Case in point for those following along at home, the federal government introduced a two year ban on foreign purchasers of residential real estate this year. The same government that labelled people xenophobic a few years ago for even suggesting a foreign buyer ban. They folded like a cheap tent in the wind after mounting political pressure and quickly rushed a new bill through.
By doing so the new law prevented many developers from acquiring residential land for the purposes of building new housing supply. You see, many local developers are private corporations with non-Canadian equity partners. Any developer with more than 3% of its corporation controlled by a foreigner was prevented from acquiring new land to develop housing.

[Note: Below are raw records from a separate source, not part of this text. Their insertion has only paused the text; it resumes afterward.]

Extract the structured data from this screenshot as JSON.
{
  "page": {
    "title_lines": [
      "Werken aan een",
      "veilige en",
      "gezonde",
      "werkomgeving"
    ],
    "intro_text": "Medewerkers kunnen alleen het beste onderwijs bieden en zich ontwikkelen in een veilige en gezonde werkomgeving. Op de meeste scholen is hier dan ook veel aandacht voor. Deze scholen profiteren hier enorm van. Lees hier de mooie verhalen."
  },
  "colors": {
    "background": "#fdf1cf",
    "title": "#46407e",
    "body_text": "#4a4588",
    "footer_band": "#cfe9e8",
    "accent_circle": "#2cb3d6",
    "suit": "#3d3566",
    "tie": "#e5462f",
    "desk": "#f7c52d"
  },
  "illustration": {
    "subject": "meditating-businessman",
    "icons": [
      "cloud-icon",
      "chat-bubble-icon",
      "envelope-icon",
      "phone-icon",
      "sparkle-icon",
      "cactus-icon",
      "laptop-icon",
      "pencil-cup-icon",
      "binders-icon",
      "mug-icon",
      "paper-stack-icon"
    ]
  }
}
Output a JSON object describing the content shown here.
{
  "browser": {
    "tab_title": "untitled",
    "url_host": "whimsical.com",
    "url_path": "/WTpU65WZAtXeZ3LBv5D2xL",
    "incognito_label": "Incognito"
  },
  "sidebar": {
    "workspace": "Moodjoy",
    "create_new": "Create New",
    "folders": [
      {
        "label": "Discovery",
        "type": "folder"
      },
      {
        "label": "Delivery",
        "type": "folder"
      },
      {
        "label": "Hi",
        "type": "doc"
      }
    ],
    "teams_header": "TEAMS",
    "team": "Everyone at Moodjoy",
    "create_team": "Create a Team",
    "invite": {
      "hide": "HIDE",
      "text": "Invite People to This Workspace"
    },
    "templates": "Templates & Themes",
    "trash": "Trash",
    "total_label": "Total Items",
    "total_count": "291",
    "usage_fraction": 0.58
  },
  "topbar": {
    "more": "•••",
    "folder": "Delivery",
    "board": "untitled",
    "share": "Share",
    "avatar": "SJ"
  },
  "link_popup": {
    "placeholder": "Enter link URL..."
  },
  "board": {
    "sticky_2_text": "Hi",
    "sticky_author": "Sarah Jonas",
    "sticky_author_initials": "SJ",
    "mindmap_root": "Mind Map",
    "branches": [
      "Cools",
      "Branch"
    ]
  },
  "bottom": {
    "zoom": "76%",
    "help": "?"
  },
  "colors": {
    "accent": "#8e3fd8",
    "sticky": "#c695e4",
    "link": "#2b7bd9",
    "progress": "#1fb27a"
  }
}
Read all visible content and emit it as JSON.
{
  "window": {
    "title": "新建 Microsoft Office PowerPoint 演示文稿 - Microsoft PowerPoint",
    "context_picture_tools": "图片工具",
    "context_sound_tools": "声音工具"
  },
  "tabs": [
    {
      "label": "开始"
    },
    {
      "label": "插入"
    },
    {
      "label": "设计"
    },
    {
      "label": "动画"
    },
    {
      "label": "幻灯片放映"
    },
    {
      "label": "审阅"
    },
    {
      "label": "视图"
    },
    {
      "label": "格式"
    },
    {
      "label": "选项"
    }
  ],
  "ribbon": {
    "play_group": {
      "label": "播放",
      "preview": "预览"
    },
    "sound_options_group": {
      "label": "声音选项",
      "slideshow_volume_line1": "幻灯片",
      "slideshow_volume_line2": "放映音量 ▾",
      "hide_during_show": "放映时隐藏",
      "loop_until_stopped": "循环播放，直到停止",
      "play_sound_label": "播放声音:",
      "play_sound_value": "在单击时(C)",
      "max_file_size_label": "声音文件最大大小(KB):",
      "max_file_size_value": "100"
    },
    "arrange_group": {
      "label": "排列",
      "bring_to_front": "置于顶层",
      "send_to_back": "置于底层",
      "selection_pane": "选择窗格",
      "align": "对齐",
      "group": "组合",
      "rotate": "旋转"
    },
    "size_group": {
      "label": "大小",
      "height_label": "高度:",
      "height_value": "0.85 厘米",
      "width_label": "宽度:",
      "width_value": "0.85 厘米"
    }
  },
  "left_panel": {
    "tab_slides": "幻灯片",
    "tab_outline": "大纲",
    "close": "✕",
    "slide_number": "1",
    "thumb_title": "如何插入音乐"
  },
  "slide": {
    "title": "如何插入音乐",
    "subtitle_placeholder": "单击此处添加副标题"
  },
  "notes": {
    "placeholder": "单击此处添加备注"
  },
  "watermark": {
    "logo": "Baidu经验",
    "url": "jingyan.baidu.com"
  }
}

In other words, you’re a local Vancouver developer but your capital partner in the US who controls part of the company prevents you from building purpose-built rental condos.
So new housing supply gets throttled at the same time the government is ramping up immigration targets, with over one million new immigrants flooding into the country in 2022. Meanwhile, the immigrants we’re asking to come here and fill job vacancies and work a lot of these low paying jobs are not allowed to purchase housing, instead they must compete in the incredibly tight and undersupplied rental market.Subscribe
It should come as no surprise the federal government is walking back some of these policies. Amendments to the foreign buyer ban announced this past week now allow for increasing the corporate foreign control threshold from 3% to 10%, and allowing the purchase of vacant land. Work permit holders will now be able to purchase one residential property, assuming they have 183 days or more of validity remaining on their work permit or work authorization at time of purchase.
In other news, the Federal Government dropped an updated budget. The Budget contained a net total of $43B more spending over six years. That includes $67B of new spending over the next 5 years offset only partly by about $22B of internal savings and higher taxes. I have a few things to say here but i’ll pass the mic to Scotiabanks chief economist Derek Holt…
“There are macroeconomic distortions stemming from all of this spending that include but are not limited to the following and that follow from yesterday morning’s note:
- it has contributed to some of the inflationary pressures that represent a highly regressive tax on lower and middle income Canadians while nevertheless transferring seigniorage revenues. They are being helped with one hand and hit with the other.
- it has contributed to a higher BoC policy rate than would otherwise be the case.
- it has contributed to worker shortages as public sector jobs are up 420k since just before the pandemic and account for 51% of all jobs created in Canada over that time. No wonder businesses are struggling to find workers!!
- it has contributed toward higher wage pressures and imo some of the productivity problem in this country where public policy has emphasized the body count in job markets over what is produced by whom.
- it has worsened competitiveness problems through spending that is primarily focused upon redistributive social transfers.
- In a broader public policy sense, Ottawa’s housing strategy remains confusing. The BoC is trying to contain inflationary pressures and soften previously raging house prices. The Feds have thrown open the immigration doors into a market with no supply while another tax subsidy to housing starts up on Saturday in the form of the 1st time homebuyers tax-free home savings account that allows one to shelter up to $40k tax free with annual contributions of $8k. Housing is going to rip after a temporary retrenchment and there goes the BoC’s efforts.
In all, I’m not impressed. This budget adds to macroeconomic imbalances and divides folks at a time when unity is needed to address the country’s challenges. Governments did a fantastic job in the early days of the pandemic. The problem is that they are now addicted to high spending and delivering divisive jabs at certain interests. Nothing is being done about productivity and competitiveness pressures that are mounting year by year. Big spending, big deficits, big debt, high taxes, high inflation and bond market challenges are not the path to prosperity.”
It’s not often you get a mainstream big bank economist dissenting. Kudos to Derek for speaking up. To his point on housing, it is absolutely heating up. More on that next week.